Collected data entries:
Start of Block
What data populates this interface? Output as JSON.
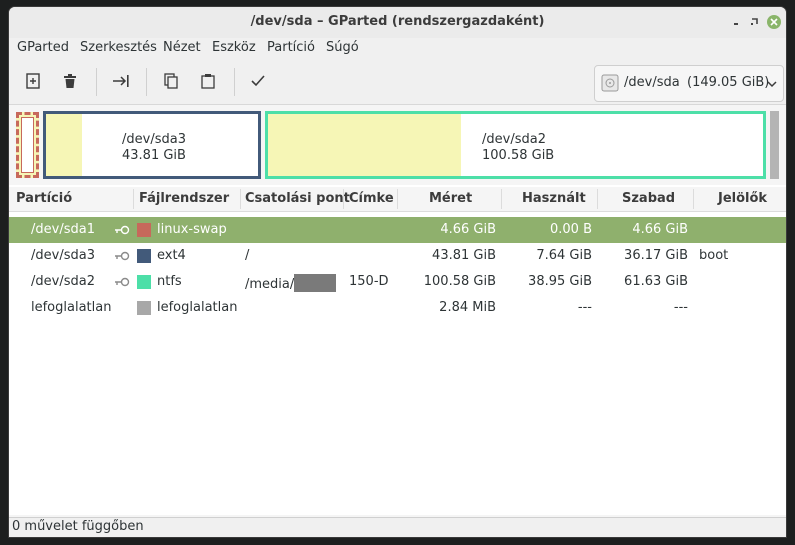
{
  "window": {
    "title": "/dev/sda – GParted (rendszergazdaként)",
    "controls": [
      "minimize",
      "maximize",
      "close"
    ]
  },
  "menu": {
    "items": [
      "GParted",
      "Szerkesztés",
      "Nézet",
      "Eszköz",
      "Partíció",
      "Súgó"
    ]
  },
  "toolbar": {
    "buttons": [
      {
        "name": "new-partition",
        "icon": "new-icon"
      },
      {
        "name": "delete",
        "icon": "trash-icon"
      },
      {
        "name": "resize-move",
        "icon": "resize-icon"
      },
      {
        "name": "copy",
        "icon": "copy-icon"
      },
      {
        "name": "paste",
        "icon": "paste-icon"
      },
      {
        "name": "apply",
        "icon": "checkmark-icon"
      }
    ],
    "device": {
      "name": "/dev/sda",
      "size": "(149.05 GiB)"
    }
  },
  "diskmap": {
    "sda3": {
      "name": "/dev/sda3",
      "size": "43.81 GiB",
      "used_fraction": 0.17,
      "color": "#425a7a"
    },
    "sda2": {
      "name": "/dev/sda2",
      "size": "100.58 GiB",
      "used_fraction": 0.39,
      "color": "#4ddfa8"
    },
    "swap": {
      "color": "#c7695b"
    }
  },
  "table": {
    "headers": [
      "Partíció",
      "Fájlrendszer",
      "Csatolási pont",
      "Címke",
      "Méret",
      "Használt",
      "Szabad",
      "Jelölők"
    ],
    "rows": [
      {
        "partition": "/dev/sda1",
        "fs": "linux-swap",
        "fs_color": "#c7695b",
        "mount": "",
        "label": "",
        "size": "4.66 GiB",
        "used": "0.00 B",
        "free": "4.66 GiB",
        "flags": "",
        "selected": true
      },
      {
        "partition": "/dev/sda3",
        "fs": "ext4",
        "fs_color": "#425a7a",
        "mount": "/",
        "label": "",
        "size": "43.81 GiB",
        "used": "7.64 GiB",
        "free": "36.17 GiB",
        "flags": "boot",
        "selected": false
      },
      {
        "partition": "/dev/sda2",
        "fs": "ntfs",
        "fs_color": "#4ddfa8",
        "mount": "/media/",
        "label": "150-D",
        "size": "100.58 GiB",
        "used": "38.95 GiB",
        "free": "61.63 GiB",
        "flags": "",
        "selected": false
      },
      {
        "partition": "lefoglalatlan",
        "fs": "lefoglalatlan",
        "fs_color": "#a8a8a8",
        "mount": "",
        "label": "",
        "size": "2.84 MiB",
        "used": "---",
        "free": "---",
        "flags": "",
        "selected": false
      }
    ]
  },
  "status": {
    "text": "0 művelet függőben"
  }
}
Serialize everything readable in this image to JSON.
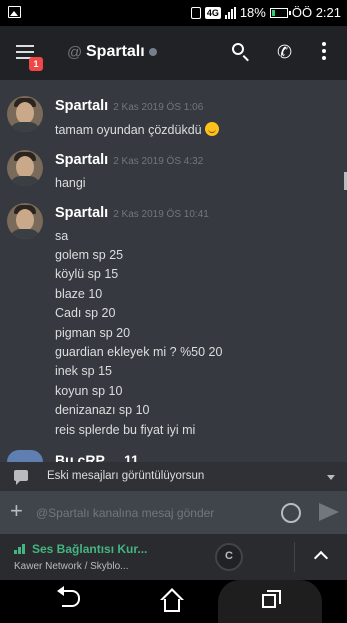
{
  "status_bar": {
    "network": "4G",
    "battery": "18%",
    "time": "ÖÖ 2:21"
  },
  "header": {
    "mention_count": "1",
    "channel_prefix": "@",
    "channel_name": "Spartalı"
  },
  "messages": [
    {
      "author": "Spartalı",
      "timestamp": "2 Kas 2019 ÖS 1:06",
      "lines": [
        "tamam oyundan çözdükdü"
      ],
      "has_emoji": true
    },
    {
      "author": "Spartalı",
      "timestamp": "2 Kas 2019 ÖS 4:32",
      "lines": [
        "hangi"
      ]
    },
    {
      "author": "Spartalı",
      "timestamp": "2 Kas 2019 ÖS 10:41",
      "lines": [
        "sa",
        "golem sp 25",
        "köylü sp 15",
        "blaze 10",
        "Cadı sp 20",
        "pigman sp 20",
        "guardian ekleyek mi ? %50 20",
        "inek sp 15",
        "koyun sp 10",
        "denizanazı sp 10",
        "reis splerde bu fiyat iyi mi"
      ]
    }
  ],
  "partial_author": "Bu cRP ... 11",
  "old_messages_bar": {
    "text": "Eski mesajları görüntülüyorsun"
  },
  "composer": {
    "placeholder": "@Spartalı kanalına mesaj gönder"
  },
  "voice": {
    "title": "Ses Bağlantısı Kur...",
    "subtitle": "Kawer Network / Skyblo..."
  },
  "colors": {
    "accent_green": "#43b581",
    "badge_red": "#f04747",
    "background": "#36393f"
  }
}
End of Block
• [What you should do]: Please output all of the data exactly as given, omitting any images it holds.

• [Task output]:
What data populates this interface? Output as JSON.
{
  "window": {
    "title": "/dev/sda – GParted (rendszergazdaként)",
    "controls": [
      "minimize",
      "maximize",
      "close"
    ]
  },
  "menu": {
    "items": [
      "GParted",
      "Szerkesztés",
      "Nézet",
      "Eszköz",
      "Partíció",
      "Súgó"
    ]
  },
  "toolbar": {
    "buttons": [
      {
        "name": "new-partition",
        "icon": "new-icon"
      },
      {
        "name": "delete",
        "icon": "trash-icon"
      },
      {
        "name": "resize-move",
        "icon": "resize-icon"
      },
      {
        "name": "copy",
        "icon": "copy-icon"
      },
      {
        "name": "paste",
        "icon": "paste-icon"
      },
      {
        "name": "apply",
        "icon": "checkmark-icon"
      }
    ],
    "device": {
      "name": "/dev/sda",
      "size": "(149.05 GiB)"
    }
  },
  "diskmap": {
    "sda3": {
      "name": "/dev/sda3",
      "size": "43.81 GiB",
      "used_fraction": 0.17,
      "color": "#425a7a"
    },
    "sda2": {
      "name": "/dev/sda2",
      "size": "100.58 GiB",
      "used_fraction": 0.39,
      "color": "#4ddfa8"
    },
    "swap": {
      "color": "#c7695b"
    }
  },
  "table": {
    "headers": [
      "Partíció",
      "Fájlrendszer",
      "Csatolási pont",
      "Címke",
      "Méret",
      "Használt",
      "Szabad",
      "Jelölők"
    ],
    "rows": [
      {
        "partition": "/dev/sda1",
        "fs": "linux-swap",
        "fs_color": "#c7695b",
        "mount": "",
        "label": "",
        "size": "4.66 GiB",
        "used": "0.00 B",
        "free": "4.66 GiB",
        "flags": "",
        "selected": true
      },
      {
        "partition": "/dev/sda3",
        "fs": "ext4",
        "fs_color": "#425a7a",
        "mount": "/",
        "label": "",
        "size": "43.81 GiB",
        "used": "7.64 GiB",
        "free": "36.17 GiB",
        "flags": "boot",
        "selected": false
      },
      {
        "partition": "/dev/sda2",
        "fs": "ntfs",
        "fs_color": "#4ddfa8",
        "mount": "/media/",
        "label": "150-D",
        "size": "100.58 GiB",
        "used": "38.95 GiB",
        "free": "61.63 GiB",
        "flags": "",
        "selected": false
      },
      {
        "partition": "lefoglalatlan",
        "fs": "lefoglalatlan",
        "fs_color": "#a8a8a8",
        "mount": "",
        "label": "",
        "size": "2.84 MiB",
        "used": "---",
        "free": "---",
        "flags": "",
        "selected": false
      }
    ]
  },
  "status": {
    "text": "0 művelet függőben"
  }
}
Serialize everything readable in this image to JSON.
{
  "status_bar": {
    "network": "4G",
    "battery": "18%",
    "time": "ÖÖ 2:21"
  },
  "header": {
    "mention_count": "1",
    "channel_prefix": "@",
    "channel_name": "Spartalı"
  },
  "messages": [
    {
      "author": "Spartalı",
      "timestamp": "2 Kas 2019 ÖS 1:06",
      "lines": [
        "tamam oyundan çözdükdü"
      ],
      "has_emoji": true
    },
    {
      "author": "Spartalı",
      "timestamp": "2 Kas 2019 ÖS 4:32",
      "lines": [
        "hangi"
      ]
    },
    {
      "author": "Spartalı",
      "timestamp": "2 Kas 2019 ÖS 10:41",
      "lines": [
        "sa",
        "golem sp 25",
        "köylü sp 15",
        "blaze 10",
        "Cadı sp 20",
        "pigman sp 20",
        "guardian ekleyek mi ? %50 20",
        "inek sp 15",
        "koyun sp 10",
        "denizanazı sp 10",
        "reis splerde bu fiyat iyi mi"
      ]
    }
  ],
  "partial_author": "Bu cRP ... 11",
  "old_messages_bar": {
    "text": "Eski mesajları görüntülüyorsun"
  },
  "composer": {
    "placeholder": "@Spartalı kanalına mesaj gönder"
  },
  "voice": {
    "title": "Ses Bağlantısı Kur...",
    "subtitle": "Kawer Network / Skyblo..."
  },
  "colors": {
    "accent_green": "#43b581",
    "badge_red": "#f04747",
    "background": "#36393f"
  }
}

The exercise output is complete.